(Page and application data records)
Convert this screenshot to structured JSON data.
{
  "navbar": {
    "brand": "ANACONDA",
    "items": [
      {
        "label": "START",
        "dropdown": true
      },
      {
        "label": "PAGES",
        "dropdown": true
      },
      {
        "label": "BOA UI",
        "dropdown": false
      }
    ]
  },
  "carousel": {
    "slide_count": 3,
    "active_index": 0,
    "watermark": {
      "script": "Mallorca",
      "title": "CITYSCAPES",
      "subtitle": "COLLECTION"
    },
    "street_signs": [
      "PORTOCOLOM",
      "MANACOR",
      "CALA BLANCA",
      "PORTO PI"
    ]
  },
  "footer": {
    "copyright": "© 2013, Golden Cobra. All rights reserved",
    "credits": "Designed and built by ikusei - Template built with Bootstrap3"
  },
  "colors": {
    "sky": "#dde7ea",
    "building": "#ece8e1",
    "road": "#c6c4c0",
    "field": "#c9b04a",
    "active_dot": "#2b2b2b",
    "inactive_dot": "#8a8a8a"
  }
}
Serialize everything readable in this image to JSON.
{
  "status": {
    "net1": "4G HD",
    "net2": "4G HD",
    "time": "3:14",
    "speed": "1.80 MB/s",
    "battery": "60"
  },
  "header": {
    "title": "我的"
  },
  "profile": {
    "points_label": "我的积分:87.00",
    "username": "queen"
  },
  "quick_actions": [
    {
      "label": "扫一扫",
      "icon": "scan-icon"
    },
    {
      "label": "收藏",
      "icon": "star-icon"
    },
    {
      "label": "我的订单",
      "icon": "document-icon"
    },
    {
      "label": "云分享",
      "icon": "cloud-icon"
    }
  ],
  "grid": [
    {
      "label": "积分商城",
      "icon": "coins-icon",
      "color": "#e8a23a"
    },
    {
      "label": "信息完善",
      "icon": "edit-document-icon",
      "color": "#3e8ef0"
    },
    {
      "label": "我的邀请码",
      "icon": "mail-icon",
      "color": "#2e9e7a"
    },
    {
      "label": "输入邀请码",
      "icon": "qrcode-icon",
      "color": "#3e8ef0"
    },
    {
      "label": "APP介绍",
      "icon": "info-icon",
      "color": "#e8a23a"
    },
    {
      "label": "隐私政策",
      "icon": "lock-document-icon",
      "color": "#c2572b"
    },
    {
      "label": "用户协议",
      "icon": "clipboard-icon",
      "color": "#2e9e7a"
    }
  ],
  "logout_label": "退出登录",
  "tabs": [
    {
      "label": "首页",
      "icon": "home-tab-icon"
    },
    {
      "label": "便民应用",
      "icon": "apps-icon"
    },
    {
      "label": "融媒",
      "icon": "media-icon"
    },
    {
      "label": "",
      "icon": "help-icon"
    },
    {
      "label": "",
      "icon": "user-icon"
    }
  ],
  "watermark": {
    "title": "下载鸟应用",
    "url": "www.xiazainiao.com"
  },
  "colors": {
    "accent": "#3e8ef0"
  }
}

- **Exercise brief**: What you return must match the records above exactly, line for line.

- **Task output**:
Convert this screenshot to structured JSON data.
{
  "navbar": {
    "brand": "ANACONDA",
    "items": [
      {
        "label": "START",
        "dropdown": true
      },
      {
        "label": "PAGES",
        "dropdown": true
      },
      {
        "label": "BOA UI",
        "dropdown": false
      }
    ]
  },
  "carousel": {
    "slide_count": 3,
    "active_index": 0,
    "watermark": {
      "script": "Mallorca",
      "title": "CITYSCAPES",
      "subtitle": "COLLECTION"
    },
    "street_signs": [
      "PORTOCOLOM",
      "MANACOR",
      "CALA BLANCA",
      "PORTO PI"
    ]
  },
  "footer": {
    "copyright": "© 2013, Golden Cobra. All rights reserved",
    "credits": "Designed and built by ikusei - Template built with Bootstrap3"
  },
  "colors": {
    "sky": "#dde7ea",
    "building": "#ece8e1",
    "road": "#c6c4c0",
    "field": "#c9b04a",
    "active_dot": "#2b2b2b",
    "inactive_dot": "#8a8a8a"
  }
}
Serialize everything readable in this image to JSON.
{
  "status": {
    "net1": "4G HD",
    "net2": "4G HD",
    "time": "3:14",
    "speed": "1.80 MB/s",
    "battery": "60"
  },
  "header": {
    "title": "我的"
  },
  "profile": {
    "points_label": "我的积分:87.00",
    "username": "queen"
  },
  "quick_actions": [
    {
      "label": "扫一扫",
      "icon": "scan-icon"
    },
    {
      "label": "收藏",
      "icon": "star-icon"
    },
    {
      "label": "我的订单",
      "icon": "document-icon"
    },
    {
      "label": "云分享",
      "icon": "cloud-icon"
    }
  ],
  "grid": [
    {
      "label": "积分商城",
      "icon": "coins-icon",
      "color": "#e8a23a"
    },
    {
      "label": "信息完善",
      "icon": "edit-document-icon",
      "color": "#3e8ef0"
    },
    {
      "label": "我的邀请码",
      "icon": "mail-icon",
      "color": "#2e9e7a"
    },
    {
      "label": "输入邀请码",
      "icon": "qrcode-icon",
      "color": "#3e8ef0"
    },
    {
      "label": "APP介绍",
      "icon": "info-icon",
      "color": "#e8a23a"
    },
    {
      "label": "隐私政策",
      "icon": "lock-document-icon",
      "color": "#c2572b"
    },
    {
      "label": "用户协议",
      "icon": "clipboard-icon",
      "color": "#2e9e7a"
    }
  ],
  "logout_label": "退出登录",
  "tabs": [
    {
      "label": "首页",
      "icon": "home-tab-icon"
    },
    {
      "label": "便民应用",
      "icon": "apps-icon"
    },
    {
      "label": "融媒",
      "icon": "media-icon"
    },
    {
      "label": "",
      "icon": "help-icon"
    },
    {
      "label": "",
      "icon": "user-icon"
    }
  ],
  "watermark": {
    "title": "下载鸟应用",
    "url": "www.xiazainiao.com"
  },
  "colors": {
    "accent": "#3e8ef0"
  }
}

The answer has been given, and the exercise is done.